Gibson yesterday announced more news about its uncertain future—and it could mean a change in ownership is now on the cards.
The beleaguered music giant revealed that it has been in talks with private equity firm KKR Credit Advisors. Gibson had intended to reduce its reportedly $560 million debt burden by converting some of its debt into a controlling stake in the company to KKR, which is already a creditor.
However, those negotiations reached an impasse. Both companies were “significantly divergent in their views regarding the appropriate consideration for the various parties involved,” according to Gibson’s statement.
It marks a different strategy for the cherished company that’s synonymous with rock ’n’ roll. The disclosure of KKR’s engagement suggests Gibson CEO Henry Juszkiewicz is now open to selling a controlling stake in the company in order to save it from bankruptcy. In the statement, Gibson projected between $60 to $65 million in EBITDA from its music instruments and pro audio businesses. In other words, it’s still pretty great at selling guitars.
But despite the deal with KKR seemingly in tatters, the Nashville-based company also disclosed that it is in discussions with other parties to either refinance its bonds or, more importantly, take control. But time is ticking: Gibson only has until August before creditors come knocking for the $560 million.
“It is accurate to say bankruptcy is a possibility in the sense that our bonds expire,” Henry Juszkiewicz told The New York Times. But at the same time, he remarked that some of the bondholders have aspirations other than being repaid: “They are more interested in owning the company. That’s an ownership play.”

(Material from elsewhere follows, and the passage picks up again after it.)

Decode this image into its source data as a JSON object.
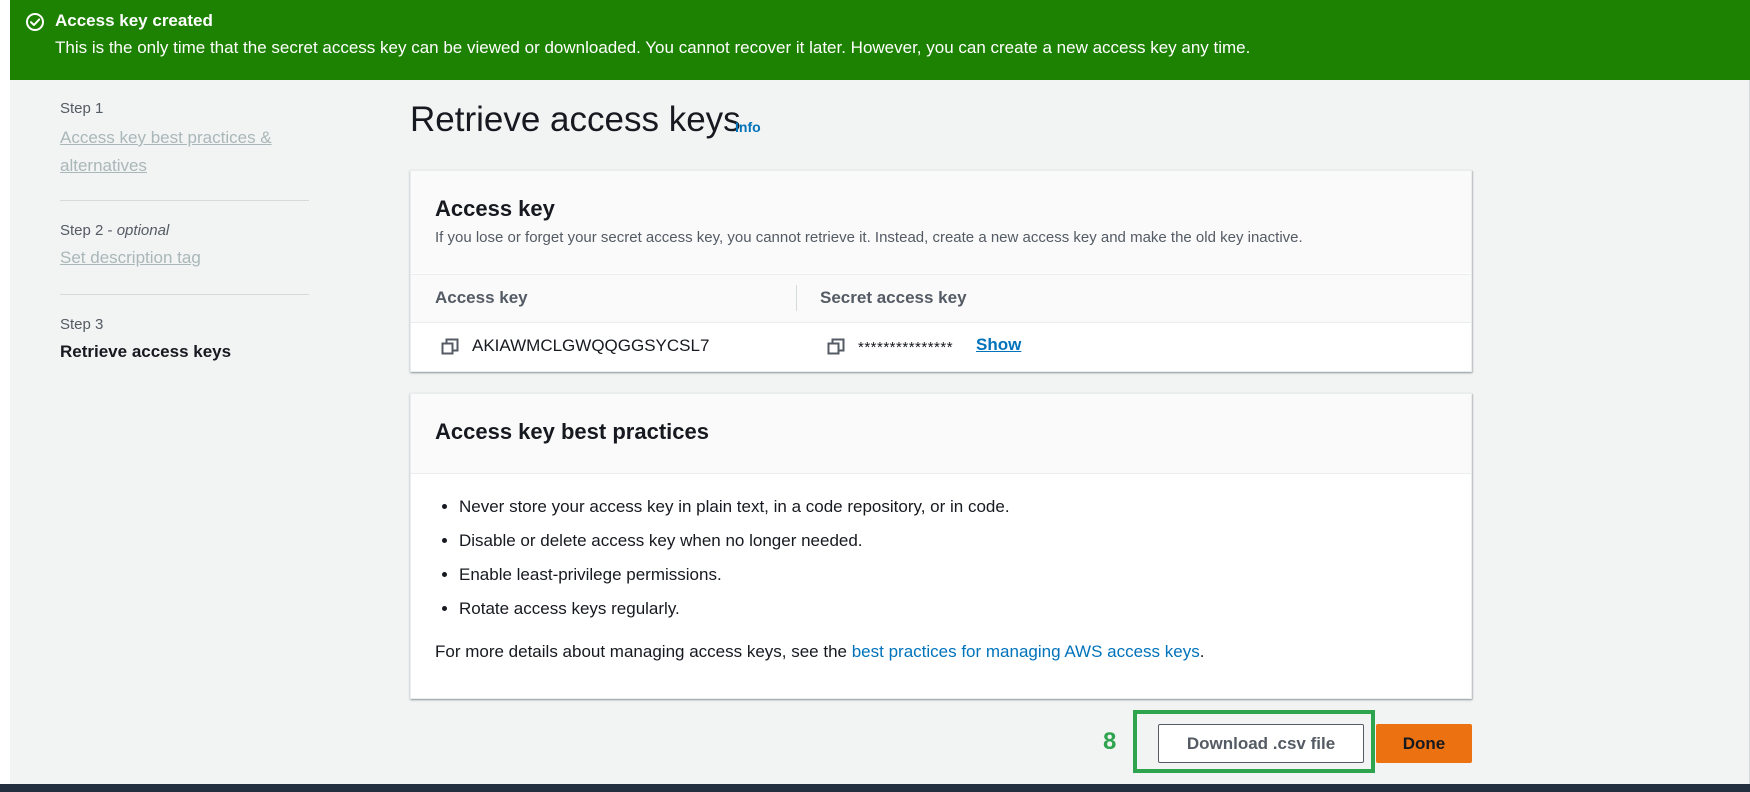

So what does it all mean for Les Paul devotees?
If an investor were to swoop in, it would almost certainly herald a shift in Gibson’s direction, for both its core business as well as many of the world-famous brands in its portfolio such as Epiphone.
KKR’s interest in Gibson echoes a takeover of another iconic music brand: Fender. In 2013, TPG Growth and Servco Pacific bought a controlling stake in the heritage company and spent the better part of the year laying down a blueprint to make Fender friendlier to a contemporary audience.
For example, in late 2013, Fender started to sell Strats and Teles directly to guitarists via its website. And, in 2015, the new owners hired a future-minded CEO in Andy Mooney, who has already implemented several digital-first strategies such as the launch of Fender Play.
And should a change in ownership at Gibson lead to better products and services, then as fans, we’ve got a whole lot to look forward to.